:: TASK MATERIAL

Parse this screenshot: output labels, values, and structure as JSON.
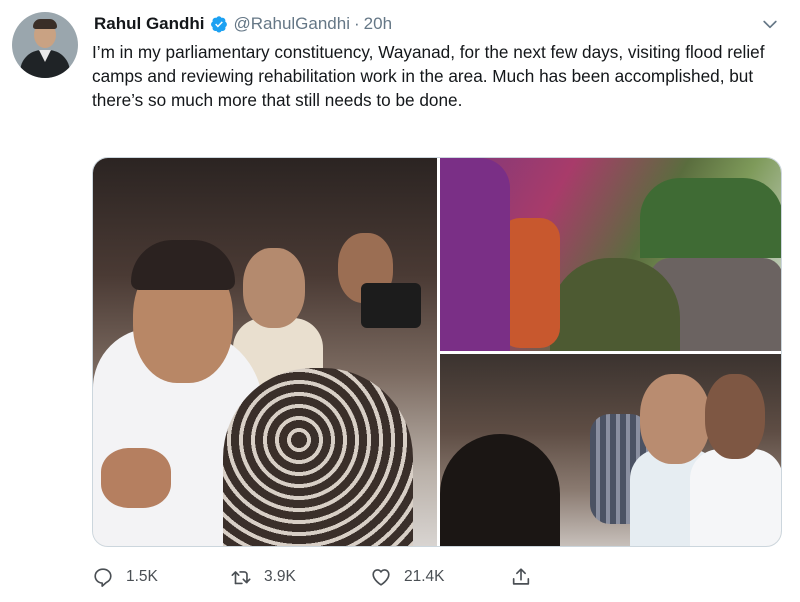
{
  "tweet": {
    "author_name": "Rahul Gandhi",
    "handle": "@RahulGandhi",
    "separator": "·",
    "time": "20h",
    "text": "I’m in my parliamentary constituency, Wayanad, for the next few days, visiting flood relief camps and reviewing rehabilitation work in the area. Much has been accomplished, but there’s so much more that still needs to be done."
  },
  "actions": {
    "replies": "1.5K",
    "retweets": "3.9K",
    "likes": "21.4K"
  },
  "icons": {
    "verified": "verified-badge-icon",
    "caret": "chevron-down-icon",
    "reply": "reply-icon",
    "retweet": "retweet-icon",
    "like": "heart-icon",
    "share": "share-icon"
  },
  "colors": {
    "verified": "#1da1f2",
    "secondary_text": "#657786"
  }
}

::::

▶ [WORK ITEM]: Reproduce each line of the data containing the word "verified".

▶ [WORKED SOLUTION]:
    "verified": "verified-badge-icon",
    "verified": "#1da1f2",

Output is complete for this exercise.